#### [Source material]
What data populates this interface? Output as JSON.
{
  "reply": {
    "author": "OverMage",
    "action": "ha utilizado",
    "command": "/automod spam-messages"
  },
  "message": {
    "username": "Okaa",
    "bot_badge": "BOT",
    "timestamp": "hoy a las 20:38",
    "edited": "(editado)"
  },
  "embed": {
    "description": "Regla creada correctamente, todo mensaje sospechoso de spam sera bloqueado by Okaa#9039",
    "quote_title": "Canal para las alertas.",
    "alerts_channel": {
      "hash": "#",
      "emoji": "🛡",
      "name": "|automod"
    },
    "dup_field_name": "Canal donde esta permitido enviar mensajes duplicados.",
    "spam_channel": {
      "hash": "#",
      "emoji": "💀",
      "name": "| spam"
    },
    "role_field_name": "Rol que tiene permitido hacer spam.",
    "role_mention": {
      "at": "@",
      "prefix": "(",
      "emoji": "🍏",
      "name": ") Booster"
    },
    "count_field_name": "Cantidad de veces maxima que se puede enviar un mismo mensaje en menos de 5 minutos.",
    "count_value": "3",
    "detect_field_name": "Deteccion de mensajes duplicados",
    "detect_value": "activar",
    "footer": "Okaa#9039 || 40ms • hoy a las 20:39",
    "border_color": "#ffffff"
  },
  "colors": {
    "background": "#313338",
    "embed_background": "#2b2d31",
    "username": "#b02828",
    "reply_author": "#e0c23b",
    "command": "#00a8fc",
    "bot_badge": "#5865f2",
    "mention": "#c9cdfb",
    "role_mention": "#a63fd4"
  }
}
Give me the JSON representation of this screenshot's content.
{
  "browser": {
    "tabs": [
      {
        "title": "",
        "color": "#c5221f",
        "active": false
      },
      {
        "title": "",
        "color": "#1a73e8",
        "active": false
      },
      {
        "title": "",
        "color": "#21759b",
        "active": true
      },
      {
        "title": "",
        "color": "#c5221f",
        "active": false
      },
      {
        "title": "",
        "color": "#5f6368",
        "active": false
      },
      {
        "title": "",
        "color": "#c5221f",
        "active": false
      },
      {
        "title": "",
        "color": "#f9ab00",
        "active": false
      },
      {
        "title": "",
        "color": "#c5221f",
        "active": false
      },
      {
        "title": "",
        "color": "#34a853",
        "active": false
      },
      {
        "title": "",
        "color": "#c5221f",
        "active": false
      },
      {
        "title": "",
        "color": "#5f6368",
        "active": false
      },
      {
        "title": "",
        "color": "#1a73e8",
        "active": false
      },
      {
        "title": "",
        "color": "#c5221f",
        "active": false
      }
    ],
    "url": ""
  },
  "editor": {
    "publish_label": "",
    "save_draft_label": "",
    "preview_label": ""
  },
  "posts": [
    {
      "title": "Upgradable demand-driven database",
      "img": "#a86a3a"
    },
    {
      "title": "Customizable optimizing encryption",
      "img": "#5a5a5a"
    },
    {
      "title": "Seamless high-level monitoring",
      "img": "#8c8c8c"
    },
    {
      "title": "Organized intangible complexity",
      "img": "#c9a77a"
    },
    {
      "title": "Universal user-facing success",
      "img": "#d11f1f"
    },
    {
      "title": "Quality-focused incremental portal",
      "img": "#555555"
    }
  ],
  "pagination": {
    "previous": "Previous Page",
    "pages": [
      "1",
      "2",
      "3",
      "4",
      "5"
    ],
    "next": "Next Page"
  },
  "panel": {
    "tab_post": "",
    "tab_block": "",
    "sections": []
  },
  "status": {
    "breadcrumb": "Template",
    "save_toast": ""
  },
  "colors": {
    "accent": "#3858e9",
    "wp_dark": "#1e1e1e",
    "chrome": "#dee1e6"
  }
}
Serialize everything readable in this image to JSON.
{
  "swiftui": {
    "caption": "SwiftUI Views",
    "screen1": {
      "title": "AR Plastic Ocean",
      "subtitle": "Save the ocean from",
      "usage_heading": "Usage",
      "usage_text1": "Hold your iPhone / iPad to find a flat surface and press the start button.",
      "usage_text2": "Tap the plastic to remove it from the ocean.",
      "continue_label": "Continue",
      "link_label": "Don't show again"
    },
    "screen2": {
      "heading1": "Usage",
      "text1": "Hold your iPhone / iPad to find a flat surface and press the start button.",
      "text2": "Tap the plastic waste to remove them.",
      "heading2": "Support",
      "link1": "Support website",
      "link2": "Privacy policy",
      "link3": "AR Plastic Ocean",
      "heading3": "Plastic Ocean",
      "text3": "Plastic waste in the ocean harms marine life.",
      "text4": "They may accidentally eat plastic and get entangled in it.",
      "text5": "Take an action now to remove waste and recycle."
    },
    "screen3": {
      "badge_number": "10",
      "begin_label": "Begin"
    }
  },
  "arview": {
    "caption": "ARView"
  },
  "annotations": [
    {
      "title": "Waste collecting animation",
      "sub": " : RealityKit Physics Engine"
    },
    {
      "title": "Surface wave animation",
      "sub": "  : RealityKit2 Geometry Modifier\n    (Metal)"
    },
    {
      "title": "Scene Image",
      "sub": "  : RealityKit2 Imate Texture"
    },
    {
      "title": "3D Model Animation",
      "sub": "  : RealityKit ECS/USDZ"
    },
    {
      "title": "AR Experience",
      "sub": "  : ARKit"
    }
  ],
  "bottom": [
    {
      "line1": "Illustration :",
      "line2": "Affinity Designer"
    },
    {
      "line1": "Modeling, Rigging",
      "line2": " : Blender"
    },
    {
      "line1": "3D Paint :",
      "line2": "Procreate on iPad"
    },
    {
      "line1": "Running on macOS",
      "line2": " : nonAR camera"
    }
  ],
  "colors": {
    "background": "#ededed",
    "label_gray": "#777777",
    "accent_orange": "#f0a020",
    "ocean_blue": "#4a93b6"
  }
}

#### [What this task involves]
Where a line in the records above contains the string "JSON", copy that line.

#### [Exercise solution]
What data populates this interface? Output as JSON.
Give me the JSON representation of this screenshot's content.
Serialize everything readable in this image to JSON.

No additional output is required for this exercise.